3. Put the clearly typed label on the back of the artwork in the correct position so that I always know which end is “up”.
4. Use quality “D” rings and screws – NOT the saw-tooth hangers or any other cheap-o hanging method that will come loose over time and let the art fall to the floor unexpectedly.
5. Pre-drill the holes in the wood where the screws will go. (Measure for hole placement at least 2 times)
6. Carefully remove any drill-dust so it will not transfer to and/or mar the art surface.
7. Put a bit of Liquid Nails onto the tip of the screw just prior to screwing it into wood so that the screw will not come loose.
8. Use coated hanging wire – even if it is more expensive – it is kinder to my hands, my gallery owners hands and ultimately my client’s hands. Leave enough slack in the wire that a hand can easily reach behind and position it over a hook.
9. Do the best to make the backs of the artwork as neat as the front. The wire and label matter because without them there will be nothing on the wall for anyone to see. Without a clear label the gallery owner won’t know what art is what – and thus won’t display it. How art looks on the wall is often all down to the wire. Literally.
10. During delivery – aka stacking art in the car in prep for driving to the gallery in a Zen-cool calm fashion – nest the artworks together face to face – i.e the face of one artwork next to the face of another artwork – with some soft padding between them like a towel or blanket, using the Russian-doll method of stacking; largest on bottom and in succeeding sizes until the smallest is on top. (Shipping art is another topic…)
Sue Clancy in her studio wiring her fine art in preparation for an exhibit
Details about my upcoming exhibit is here: fb.me/1pQ0TfItC
About a year ago I began working towards my upcoming October exhibit at Caplan Art Designs. From a book I’d created years ago with Dr. Bob Hoke titled “Dr. Bob’s Emotional Repair Program First Aid Kit” (aka The First Aid Kit) I selected a ‘living well’ aspect to explore via fine art. Then I spent the next year making art.
The aspect I’d selected from The First Aid Kit was: (and I’m paraphrasing) “happiness is not about getting what you want from the external world – it’s how you interpret the things you perceive in the external world”. (You can see some sample pages from The First Aid Kit here: https://sueclancy.com/artist-books/ – and you can see links for getting either an ebook copy or a print copy of it there too. )
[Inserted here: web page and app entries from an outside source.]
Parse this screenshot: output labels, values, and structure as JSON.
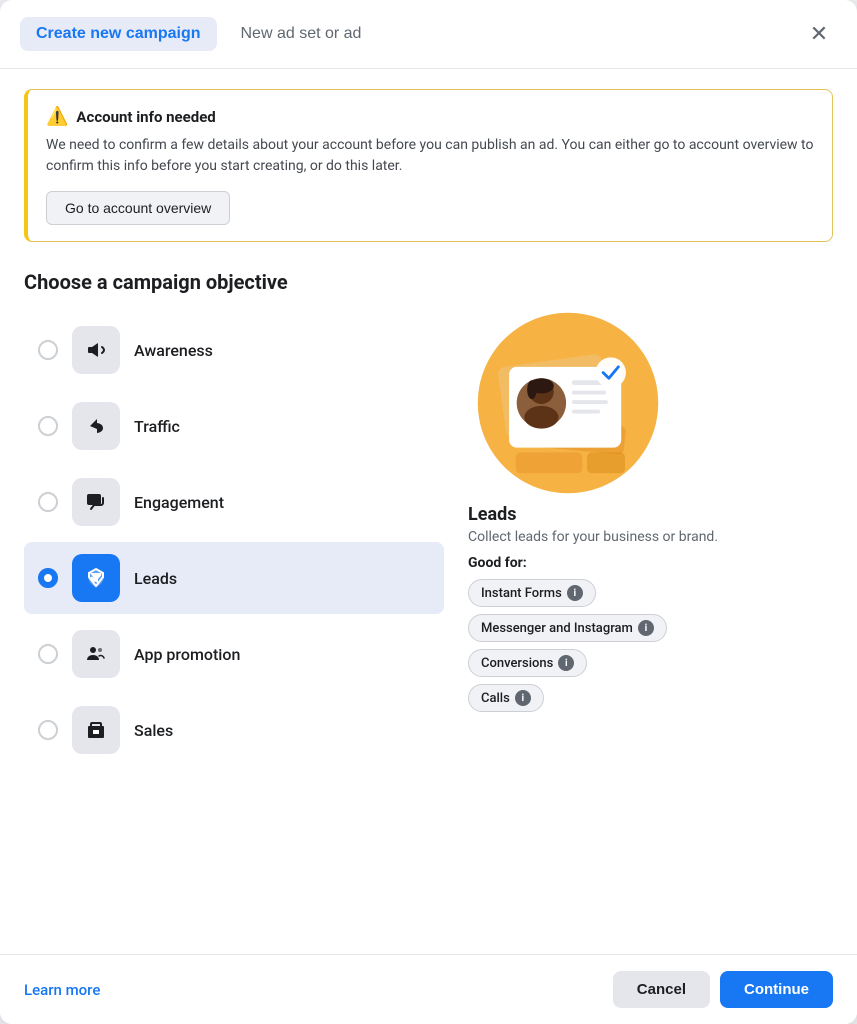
{
  "header": {
    "tab_active": "Create new campaign",
    "tab_inactive": "New ad set or ad",
    "close_label": "×"
  },
  "warning": {
    "title": "Account info needed",
    "warning_icon": "⚠",
    "text": "We need to confirm a few details about your account before you can publish an ad. You can either go to account overview to confirm this info before you start creating, or do this later.",
    "button_label": "Go to account overview"
  },
  "objective_section": {
    "title": "Choose a campaign objective",
    "objectives": [
      {
        "id": "awareness",
        "label": "Awareness",
        "icon": "📣",
        "selected": false
      },
      {
        "id": "traffic",
        "label": "Traffic",
        "icon": "▶",
        "selected": false
      },
      {
        "id": "engagement",
        "label": "Engagement",
        "icon": "💬",
        "selected": false
      },
      {
        "id": "leads",
        "label": "Leads",
        "icon": "🔽",
        "selected": true
      },
      {
        "id": "app-promotion",
        "label": "App promotion",
        "icon": "👥",
        "selected": false
      },
      {
        "id": "sales",
        "label": "Sales",
        "icon": "🛍",
        "selected": false
      }
    ]
  },
  "detail": {
    "title": "Leads",
    "description": "Collect leads for your business or brand.",
    "good_for_label": "Good for:",
    "tags": [
      {
        "label": "Instant Forms",
        "info": "i"
      },
      {
        "label": "Messenger and Instagram",
        "info": "i"
      },
      {
        "label": "Conversions",
        "info": "i"
      },
      {
        "label": "Calls",
        "info": "i"
      }
    ]
  },
  "footer": {
    "learn_more": "Learn more",
    "cancel": "Cancel",
    "continue": "Continue"
  },
  "colors": {
    "accent": "#1877f2",
    "warning_border": "#f5c518",
    "selected_bg": "#e7eaf7"
  }
}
So fast forwarding to now: a year’s worth of artwork has been created and/or selected by the gallery and I’m working on the paperwork for my exhibit. The gallery likes to have an “exhibit statement” i.e. they want me to create some text based handle by which people visiting my exhibit could have a framework, a context, for understanding my work. I came up with this:
By Sue Clancy
(exhibit statement for exhibit at The Daily in the Pearl October 2016 via Caplan Art Designs)
I read somewhere that “Happiness is a skill to be practiced like the violin” and I asked myself “How do I practice happiness?” Then after attending a friend’s mother’s 90th birthday party I began thinking about how our lives are made up of patterns; patterns in nature, patterns in culture, as well as our own mental patterns or habits of mind. So I began to collect, from my daily life, “pleasant patterns” of happiness and have recreated those moments for you.